## EXERCISE PROMPT
Show every line from the data below that includes "title".

━━━━━ STORED DATA ━━━━━

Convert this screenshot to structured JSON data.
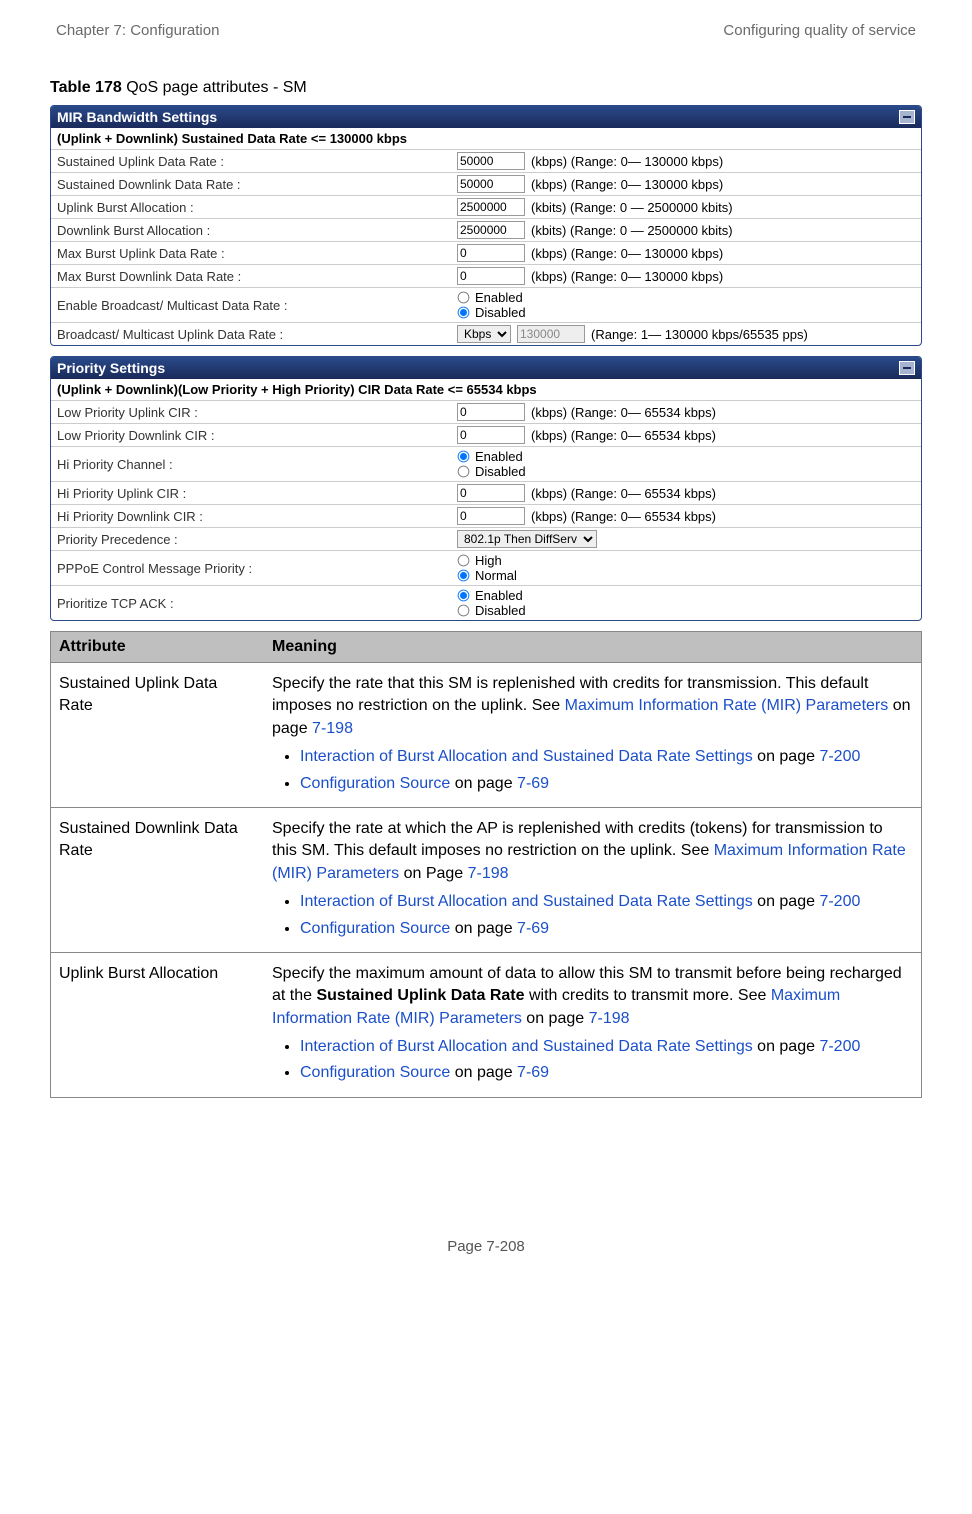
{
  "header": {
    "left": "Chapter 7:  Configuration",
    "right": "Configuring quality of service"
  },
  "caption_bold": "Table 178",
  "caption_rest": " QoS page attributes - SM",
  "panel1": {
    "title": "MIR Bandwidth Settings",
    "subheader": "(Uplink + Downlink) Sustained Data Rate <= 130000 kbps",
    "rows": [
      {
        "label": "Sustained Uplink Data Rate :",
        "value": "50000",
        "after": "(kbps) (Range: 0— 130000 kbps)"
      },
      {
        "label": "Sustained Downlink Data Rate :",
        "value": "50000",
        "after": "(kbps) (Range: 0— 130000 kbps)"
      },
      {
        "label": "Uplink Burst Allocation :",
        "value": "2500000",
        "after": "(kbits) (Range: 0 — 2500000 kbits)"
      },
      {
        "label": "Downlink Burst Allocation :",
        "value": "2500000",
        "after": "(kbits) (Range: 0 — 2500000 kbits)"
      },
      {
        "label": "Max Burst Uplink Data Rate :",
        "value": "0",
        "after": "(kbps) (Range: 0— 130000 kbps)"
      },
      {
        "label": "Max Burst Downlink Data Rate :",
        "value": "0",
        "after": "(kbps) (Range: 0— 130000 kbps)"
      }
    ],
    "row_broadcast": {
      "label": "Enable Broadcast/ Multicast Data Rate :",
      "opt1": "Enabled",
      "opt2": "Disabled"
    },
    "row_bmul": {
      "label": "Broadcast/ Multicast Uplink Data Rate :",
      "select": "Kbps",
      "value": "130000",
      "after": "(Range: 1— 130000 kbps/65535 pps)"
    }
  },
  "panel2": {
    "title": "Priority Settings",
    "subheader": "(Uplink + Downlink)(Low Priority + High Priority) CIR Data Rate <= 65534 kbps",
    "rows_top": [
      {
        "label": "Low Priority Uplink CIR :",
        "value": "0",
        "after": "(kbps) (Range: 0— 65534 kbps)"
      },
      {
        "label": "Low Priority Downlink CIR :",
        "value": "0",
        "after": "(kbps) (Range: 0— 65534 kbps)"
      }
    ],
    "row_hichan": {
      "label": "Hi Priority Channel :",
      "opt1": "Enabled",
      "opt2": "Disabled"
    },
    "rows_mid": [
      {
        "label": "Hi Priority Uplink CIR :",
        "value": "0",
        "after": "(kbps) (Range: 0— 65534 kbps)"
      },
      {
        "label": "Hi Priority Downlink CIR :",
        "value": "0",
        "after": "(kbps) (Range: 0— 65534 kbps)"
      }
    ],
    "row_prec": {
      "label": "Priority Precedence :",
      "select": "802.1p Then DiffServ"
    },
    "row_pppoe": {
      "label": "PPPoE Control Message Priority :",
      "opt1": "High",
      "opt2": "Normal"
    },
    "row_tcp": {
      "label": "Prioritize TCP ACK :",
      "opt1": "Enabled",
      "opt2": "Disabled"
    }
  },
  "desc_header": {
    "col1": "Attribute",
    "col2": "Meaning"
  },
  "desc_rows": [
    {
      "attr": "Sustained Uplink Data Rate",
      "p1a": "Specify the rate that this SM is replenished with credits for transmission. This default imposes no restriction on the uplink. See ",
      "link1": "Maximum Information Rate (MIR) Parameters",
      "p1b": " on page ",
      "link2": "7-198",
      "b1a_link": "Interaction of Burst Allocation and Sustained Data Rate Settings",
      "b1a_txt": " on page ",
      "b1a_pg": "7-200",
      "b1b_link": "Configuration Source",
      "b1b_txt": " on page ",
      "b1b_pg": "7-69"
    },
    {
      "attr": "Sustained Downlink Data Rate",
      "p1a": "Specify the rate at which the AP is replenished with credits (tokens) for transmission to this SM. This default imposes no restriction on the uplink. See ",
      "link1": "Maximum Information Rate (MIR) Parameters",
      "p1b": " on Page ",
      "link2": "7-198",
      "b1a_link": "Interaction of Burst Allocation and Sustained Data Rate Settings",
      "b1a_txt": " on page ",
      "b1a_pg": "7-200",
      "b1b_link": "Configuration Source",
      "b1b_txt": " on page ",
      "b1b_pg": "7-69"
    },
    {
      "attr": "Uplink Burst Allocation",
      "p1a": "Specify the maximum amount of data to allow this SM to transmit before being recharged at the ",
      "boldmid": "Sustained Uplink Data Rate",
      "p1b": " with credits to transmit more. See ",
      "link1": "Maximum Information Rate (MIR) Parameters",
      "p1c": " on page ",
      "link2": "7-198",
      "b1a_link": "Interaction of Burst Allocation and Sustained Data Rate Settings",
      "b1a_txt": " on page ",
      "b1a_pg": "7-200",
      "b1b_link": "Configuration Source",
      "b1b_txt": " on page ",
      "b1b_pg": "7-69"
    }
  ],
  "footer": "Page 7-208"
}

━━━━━
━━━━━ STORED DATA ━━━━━

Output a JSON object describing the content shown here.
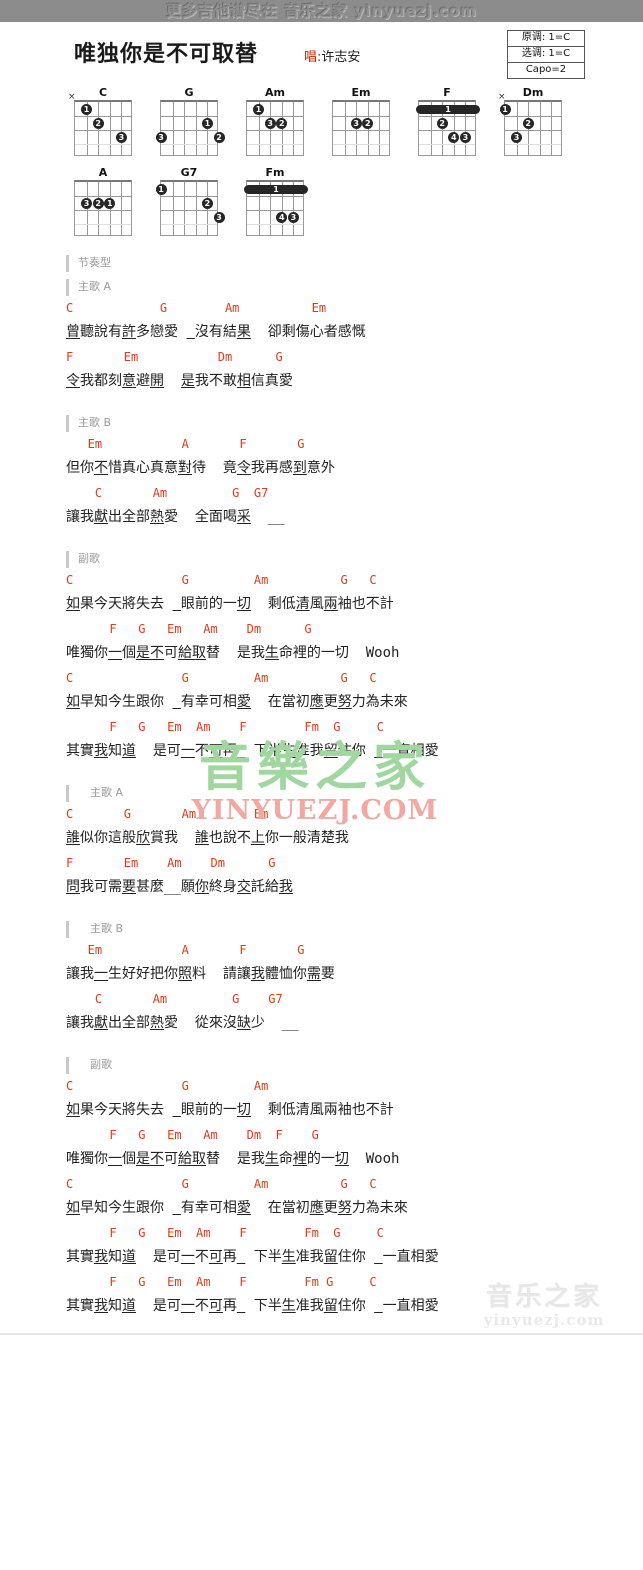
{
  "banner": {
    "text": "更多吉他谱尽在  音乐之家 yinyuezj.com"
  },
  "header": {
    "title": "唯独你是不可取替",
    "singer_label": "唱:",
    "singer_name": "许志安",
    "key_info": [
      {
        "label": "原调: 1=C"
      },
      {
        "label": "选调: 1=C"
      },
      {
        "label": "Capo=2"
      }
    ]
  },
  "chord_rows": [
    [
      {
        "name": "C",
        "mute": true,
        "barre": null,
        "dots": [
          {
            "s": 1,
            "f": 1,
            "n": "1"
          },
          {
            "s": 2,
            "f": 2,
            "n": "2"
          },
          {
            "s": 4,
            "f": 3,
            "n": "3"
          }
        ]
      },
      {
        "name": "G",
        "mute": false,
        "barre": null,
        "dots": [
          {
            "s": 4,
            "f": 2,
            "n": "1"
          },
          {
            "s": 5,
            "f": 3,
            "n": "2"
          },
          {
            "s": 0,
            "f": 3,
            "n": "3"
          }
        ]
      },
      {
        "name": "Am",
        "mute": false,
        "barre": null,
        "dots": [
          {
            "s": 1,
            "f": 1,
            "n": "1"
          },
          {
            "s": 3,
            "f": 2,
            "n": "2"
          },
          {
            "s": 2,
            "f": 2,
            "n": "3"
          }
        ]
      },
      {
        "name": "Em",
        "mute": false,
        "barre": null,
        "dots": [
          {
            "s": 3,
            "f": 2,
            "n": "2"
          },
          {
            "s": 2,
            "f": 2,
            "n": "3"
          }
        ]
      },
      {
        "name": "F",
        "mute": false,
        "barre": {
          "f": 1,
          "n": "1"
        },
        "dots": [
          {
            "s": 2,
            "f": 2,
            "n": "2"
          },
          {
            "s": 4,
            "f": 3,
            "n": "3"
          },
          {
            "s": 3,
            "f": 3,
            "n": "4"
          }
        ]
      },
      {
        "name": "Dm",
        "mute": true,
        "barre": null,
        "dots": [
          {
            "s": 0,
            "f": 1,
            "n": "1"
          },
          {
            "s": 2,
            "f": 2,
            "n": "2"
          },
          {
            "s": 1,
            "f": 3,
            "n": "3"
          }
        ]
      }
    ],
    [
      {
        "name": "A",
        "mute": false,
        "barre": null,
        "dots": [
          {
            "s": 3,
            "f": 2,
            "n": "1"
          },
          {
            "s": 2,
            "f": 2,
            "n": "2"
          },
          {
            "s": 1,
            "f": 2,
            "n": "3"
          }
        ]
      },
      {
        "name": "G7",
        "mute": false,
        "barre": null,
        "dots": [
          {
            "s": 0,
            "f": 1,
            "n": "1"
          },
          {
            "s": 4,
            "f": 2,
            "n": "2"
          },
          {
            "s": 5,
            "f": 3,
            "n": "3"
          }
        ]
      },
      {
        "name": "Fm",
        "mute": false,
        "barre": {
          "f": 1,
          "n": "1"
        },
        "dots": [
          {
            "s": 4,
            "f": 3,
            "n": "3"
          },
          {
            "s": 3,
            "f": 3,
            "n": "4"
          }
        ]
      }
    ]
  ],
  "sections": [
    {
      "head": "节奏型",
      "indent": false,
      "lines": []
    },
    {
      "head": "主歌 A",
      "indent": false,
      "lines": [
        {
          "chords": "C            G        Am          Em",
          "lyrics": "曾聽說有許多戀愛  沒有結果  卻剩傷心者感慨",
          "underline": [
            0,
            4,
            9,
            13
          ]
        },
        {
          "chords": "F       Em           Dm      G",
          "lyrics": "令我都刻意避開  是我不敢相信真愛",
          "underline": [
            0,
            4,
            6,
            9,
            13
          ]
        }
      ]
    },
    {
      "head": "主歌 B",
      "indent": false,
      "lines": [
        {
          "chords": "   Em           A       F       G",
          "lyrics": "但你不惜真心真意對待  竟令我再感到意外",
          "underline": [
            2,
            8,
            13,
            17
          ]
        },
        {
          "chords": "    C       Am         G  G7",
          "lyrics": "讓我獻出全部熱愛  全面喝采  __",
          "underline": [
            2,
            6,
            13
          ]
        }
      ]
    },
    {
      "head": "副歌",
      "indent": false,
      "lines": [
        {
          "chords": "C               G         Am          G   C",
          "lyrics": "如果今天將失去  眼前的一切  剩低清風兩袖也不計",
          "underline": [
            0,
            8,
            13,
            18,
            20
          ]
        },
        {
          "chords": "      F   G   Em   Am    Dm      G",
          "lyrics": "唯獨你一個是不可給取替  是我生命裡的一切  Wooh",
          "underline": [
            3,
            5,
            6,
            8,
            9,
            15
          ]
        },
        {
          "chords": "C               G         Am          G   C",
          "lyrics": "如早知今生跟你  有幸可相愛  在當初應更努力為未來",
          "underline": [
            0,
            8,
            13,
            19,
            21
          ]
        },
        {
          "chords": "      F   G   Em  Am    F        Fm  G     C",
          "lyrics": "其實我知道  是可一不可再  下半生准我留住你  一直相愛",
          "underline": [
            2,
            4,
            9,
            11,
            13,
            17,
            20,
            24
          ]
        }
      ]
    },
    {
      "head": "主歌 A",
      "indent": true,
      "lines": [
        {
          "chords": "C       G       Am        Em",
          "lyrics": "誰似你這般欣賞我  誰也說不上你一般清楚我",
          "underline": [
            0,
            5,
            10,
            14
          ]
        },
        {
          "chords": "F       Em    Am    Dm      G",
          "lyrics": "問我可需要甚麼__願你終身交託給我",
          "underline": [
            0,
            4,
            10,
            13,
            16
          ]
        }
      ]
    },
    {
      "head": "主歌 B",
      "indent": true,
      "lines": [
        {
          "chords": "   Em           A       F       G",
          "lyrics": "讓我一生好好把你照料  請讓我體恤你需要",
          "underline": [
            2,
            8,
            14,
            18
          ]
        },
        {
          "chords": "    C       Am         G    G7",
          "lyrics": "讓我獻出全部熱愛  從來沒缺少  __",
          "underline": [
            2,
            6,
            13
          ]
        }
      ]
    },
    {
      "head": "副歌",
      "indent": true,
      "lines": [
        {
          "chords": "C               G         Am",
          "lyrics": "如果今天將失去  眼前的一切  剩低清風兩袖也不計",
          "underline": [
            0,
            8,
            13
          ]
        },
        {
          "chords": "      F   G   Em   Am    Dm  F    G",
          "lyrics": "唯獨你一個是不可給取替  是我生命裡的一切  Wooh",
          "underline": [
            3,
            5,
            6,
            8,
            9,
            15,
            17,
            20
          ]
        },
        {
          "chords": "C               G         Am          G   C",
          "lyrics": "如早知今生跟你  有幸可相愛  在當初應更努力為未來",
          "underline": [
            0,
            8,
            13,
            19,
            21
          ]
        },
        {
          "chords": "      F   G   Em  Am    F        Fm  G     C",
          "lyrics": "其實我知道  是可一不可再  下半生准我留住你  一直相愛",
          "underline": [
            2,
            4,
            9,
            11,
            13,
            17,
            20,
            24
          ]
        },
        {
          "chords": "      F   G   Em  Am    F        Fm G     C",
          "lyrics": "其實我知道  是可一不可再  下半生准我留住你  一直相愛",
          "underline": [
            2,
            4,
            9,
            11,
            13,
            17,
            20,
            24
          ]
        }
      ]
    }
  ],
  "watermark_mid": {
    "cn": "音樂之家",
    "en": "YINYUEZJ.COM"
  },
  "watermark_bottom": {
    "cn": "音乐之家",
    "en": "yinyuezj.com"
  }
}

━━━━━
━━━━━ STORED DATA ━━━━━

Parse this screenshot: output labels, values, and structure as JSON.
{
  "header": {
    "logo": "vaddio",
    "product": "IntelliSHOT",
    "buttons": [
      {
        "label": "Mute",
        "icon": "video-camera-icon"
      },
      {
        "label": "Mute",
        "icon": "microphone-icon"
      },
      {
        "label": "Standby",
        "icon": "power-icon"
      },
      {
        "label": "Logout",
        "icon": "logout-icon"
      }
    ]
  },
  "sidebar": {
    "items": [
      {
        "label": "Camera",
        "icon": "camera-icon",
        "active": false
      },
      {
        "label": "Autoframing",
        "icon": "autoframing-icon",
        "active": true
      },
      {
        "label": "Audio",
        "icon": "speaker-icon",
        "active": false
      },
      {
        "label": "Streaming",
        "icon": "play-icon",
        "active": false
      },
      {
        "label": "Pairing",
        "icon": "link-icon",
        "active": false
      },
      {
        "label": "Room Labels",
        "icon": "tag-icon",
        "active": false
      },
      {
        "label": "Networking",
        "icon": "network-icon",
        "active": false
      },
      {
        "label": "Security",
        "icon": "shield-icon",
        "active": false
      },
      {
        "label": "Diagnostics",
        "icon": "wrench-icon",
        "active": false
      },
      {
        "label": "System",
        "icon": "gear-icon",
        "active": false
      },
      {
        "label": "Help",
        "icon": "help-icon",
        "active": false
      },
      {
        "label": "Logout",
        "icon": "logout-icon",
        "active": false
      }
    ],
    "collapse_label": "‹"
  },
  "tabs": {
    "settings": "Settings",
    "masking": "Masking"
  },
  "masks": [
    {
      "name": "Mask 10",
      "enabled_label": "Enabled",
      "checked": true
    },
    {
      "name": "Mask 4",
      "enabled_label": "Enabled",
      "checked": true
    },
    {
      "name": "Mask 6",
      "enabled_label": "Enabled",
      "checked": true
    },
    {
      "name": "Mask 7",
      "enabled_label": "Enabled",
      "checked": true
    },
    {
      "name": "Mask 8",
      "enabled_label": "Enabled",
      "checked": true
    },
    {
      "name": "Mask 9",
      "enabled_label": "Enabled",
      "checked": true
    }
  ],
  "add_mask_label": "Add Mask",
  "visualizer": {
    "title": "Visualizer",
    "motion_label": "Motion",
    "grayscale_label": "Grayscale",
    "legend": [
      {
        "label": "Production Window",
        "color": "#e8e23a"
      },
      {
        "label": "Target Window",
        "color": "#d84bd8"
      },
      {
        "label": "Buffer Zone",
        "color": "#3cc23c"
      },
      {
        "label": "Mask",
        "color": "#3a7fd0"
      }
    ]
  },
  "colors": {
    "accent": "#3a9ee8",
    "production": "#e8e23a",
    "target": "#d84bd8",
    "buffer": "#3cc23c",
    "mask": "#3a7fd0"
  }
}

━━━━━

## RESPONSE TO THE EXERCISE
    "title": "MIR Bandwidth Settings",
    "title": "Priority Settings",
    "title": "唯独你是不可取替",
    "title": "Visualizer",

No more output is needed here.